Hallolan
As a huge afficionado of Neal Stephenson, and after enjoying Cobweb, another novel by Stephenson and George that has held up well in the past 25 years, I was sadly disappointed by Interface. I'm sure it was an enjoyable novel in its time, however, unfortunately it does not hold up well 20 years after the setting of the novel. Too much has changed in politics, society, and technology to enable suspension of disbelief for this book.
Iell
Interface posits a new computerized device that can be implanted in a person's brain that can help the brain recover from the effects of a stroke by re-making some of the neural connections destroyed by the stroke, with the side 'benefit' of allowing a two-way communication path to an external computer. This device is installed in the brain of the Governor of Illinois, who becomes a Presidential candidate. The story follows his campaign and the slow gain of complete control of his mind by a shadowy Network that financed the research for the device, directed by its media control arm as embodied by a virtuoso of a campaign/advertising manager. As the other side of the equation, another device is introduced, a very much enhanced version of a lie detector that can deliver a person's emotional reactions in real-time to whatever he is experiencing. These devices are given to 100 people who represent a complete cross-section of the American voting public, and their reactions to campaign events allow instant feedback control of what the candidate should do/say to maximize his appeal.
The story reads as a high-suspense political action thriller, with a very dark sub-text of there really are powerful, world-spanning conspiracy groups who are intent on molding the world solely to their own benefit. While the prose style is adequate and straightforward, Stephenson's normal cynicism, hysterically funny irony, and satirical stabs at the world are almost wholly lacking here, and the net result is something of a poor copy of a Tom Clancy thriller. Characterization is thin and uneven; even the Governor is little more than a cardboard setup. I felt the final plot resolution was forced, with certain unnecessary elements, and is probably politically impossible, which heavily detracted from his overall thematic message. A great idea, but could have really used the Stephenson we found in Snow Crash.
Gigafish
An excellent socio-political-scifi jape with lashings of sardonic humour. Its depiction of the chicanery of politicking and campaign chicanery read almost like a documentary given the excessive silliness of the Trump-Clinton contest... almost enough to make you believe that at least one of the candidates had a (faulty) biochip in his or her brain.

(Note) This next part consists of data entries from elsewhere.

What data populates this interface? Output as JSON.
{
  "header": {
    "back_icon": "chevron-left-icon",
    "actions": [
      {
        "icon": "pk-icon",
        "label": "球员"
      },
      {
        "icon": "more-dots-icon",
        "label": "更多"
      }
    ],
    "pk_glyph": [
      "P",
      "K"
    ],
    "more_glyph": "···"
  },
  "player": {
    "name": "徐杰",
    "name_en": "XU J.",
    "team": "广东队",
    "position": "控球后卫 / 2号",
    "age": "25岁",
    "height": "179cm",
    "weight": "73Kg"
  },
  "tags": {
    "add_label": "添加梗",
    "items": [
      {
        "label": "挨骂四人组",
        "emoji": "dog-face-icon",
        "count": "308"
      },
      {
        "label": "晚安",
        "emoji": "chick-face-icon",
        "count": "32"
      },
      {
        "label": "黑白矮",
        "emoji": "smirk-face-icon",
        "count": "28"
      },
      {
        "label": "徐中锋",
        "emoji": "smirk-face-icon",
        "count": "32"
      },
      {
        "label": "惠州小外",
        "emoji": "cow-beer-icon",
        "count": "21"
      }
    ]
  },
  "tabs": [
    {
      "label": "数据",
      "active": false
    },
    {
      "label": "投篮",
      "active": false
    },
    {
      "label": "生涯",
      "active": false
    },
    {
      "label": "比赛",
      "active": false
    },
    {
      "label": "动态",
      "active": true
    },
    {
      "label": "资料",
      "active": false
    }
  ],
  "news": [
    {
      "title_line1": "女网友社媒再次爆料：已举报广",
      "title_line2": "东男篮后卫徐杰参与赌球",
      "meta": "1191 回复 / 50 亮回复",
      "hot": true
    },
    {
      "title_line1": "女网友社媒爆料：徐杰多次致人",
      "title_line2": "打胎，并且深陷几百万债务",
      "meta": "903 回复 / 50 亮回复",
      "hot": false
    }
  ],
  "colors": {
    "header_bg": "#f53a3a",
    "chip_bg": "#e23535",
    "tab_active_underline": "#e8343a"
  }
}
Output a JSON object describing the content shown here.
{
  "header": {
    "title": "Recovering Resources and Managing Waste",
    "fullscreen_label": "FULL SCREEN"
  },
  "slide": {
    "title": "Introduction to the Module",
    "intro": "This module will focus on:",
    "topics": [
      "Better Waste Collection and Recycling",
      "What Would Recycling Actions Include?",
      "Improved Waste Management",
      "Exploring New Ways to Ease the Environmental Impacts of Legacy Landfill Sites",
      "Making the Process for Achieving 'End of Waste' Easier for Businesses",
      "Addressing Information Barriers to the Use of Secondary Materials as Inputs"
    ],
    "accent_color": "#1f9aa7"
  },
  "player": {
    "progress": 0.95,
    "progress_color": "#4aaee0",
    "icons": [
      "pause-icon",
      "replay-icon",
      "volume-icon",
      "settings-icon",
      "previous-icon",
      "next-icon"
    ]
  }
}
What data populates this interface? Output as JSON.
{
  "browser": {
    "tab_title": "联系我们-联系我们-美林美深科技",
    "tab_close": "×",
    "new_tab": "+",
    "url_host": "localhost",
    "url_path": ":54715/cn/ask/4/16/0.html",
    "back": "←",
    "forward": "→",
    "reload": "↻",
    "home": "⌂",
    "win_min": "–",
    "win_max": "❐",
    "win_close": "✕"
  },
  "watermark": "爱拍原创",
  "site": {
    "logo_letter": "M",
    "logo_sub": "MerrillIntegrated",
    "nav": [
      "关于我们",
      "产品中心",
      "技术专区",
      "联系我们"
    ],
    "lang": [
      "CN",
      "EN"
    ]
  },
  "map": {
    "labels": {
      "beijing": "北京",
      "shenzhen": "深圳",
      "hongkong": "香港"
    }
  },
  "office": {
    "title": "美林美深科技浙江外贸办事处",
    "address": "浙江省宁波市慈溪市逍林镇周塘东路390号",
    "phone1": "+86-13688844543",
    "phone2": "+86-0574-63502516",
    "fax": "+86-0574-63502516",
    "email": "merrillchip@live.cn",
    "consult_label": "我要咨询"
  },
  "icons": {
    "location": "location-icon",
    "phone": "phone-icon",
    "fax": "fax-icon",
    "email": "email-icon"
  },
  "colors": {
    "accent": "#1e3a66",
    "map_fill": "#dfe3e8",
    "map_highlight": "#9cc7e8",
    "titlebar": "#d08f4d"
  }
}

Malaris
Writing as a team must be a challenge. But when it works it can be superb. Stephenson and George have created a highly entertaining read that could have been written yesterday. The maturity in Stephenson and George's writing shows in the depth of the characters and their skill at world building. Their depiction of how the media manipulates and is manipulated in turn remains eerily true. I feel Interface and The Cobweb(also with George) remain under appreciated gems.